3/04/2016 4:56 PM
We all know just how catchy yawning can be (gaping Mexican wave), and it turns out so does the humble budgie.
Journal Animal Cognition shows that contagious yawning occurs between budgerigars (Melopsittacus undulatus).
It suggests that these popular pet birds are empathic. They can put themselves into another animal's shoes and imagine what it is feeling.
Native to Australia, budgerigars are highly social parrots or parakeets. They form lasting bonds between mates and fly in large coordinated flocks.
Until now, contagious yawning had only been documented in humans, chimpanzees, domesticated dogs and lab rats. The budgie is the first non-mammal to exhibit the behaviour.
Researches at the State University of New York paired 16 of the birds in adjoining cages. In some cases the budgies could either see each other, while in others they could not.
In a second experiment, the birds were shown video footage of their fellow budgies yawning and not yawning on screen.

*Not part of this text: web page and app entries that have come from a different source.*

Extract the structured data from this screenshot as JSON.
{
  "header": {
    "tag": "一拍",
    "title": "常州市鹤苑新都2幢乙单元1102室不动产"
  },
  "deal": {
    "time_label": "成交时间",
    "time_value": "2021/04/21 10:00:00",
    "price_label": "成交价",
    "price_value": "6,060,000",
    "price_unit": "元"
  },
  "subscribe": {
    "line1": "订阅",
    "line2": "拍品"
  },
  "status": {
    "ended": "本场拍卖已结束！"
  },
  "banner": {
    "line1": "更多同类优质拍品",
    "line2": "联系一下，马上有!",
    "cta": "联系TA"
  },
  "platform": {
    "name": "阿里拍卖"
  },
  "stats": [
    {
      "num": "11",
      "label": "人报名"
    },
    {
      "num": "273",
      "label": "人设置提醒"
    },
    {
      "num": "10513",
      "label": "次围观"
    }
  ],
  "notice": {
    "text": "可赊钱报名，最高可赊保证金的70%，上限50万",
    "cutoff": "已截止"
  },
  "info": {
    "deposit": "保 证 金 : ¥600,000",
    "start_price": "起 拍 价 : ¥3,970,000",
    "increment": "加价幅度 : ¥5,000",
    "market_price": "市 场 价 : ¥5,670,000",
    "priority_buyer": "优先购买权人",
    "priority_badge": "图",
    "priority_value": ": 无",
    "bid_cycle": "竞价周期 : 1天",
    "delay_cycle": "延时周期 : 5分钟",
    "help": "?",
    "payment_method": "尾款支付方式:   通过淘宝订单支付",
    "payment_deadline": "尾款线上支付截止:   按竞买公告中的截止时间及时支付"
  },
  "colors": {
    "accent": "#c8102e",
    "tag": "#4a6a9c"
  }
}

If yawning was contagious, the researchers reasoned, they would only see clusters of yawns when the budgies were looking at each other.
The budgies yawned three times as often within a 5-minute window when the birds could see one another than when their view was blocked.
Also, they yawned twice as often when they viewed video clips of yawning budgies.
No one knows for certain why we yawn. Most vertebrates do it. One idea is that it wakes up the brain by lowering its temp. Another is that it is a primitive form of showing empathy. It has been found to be more common among more empathic people.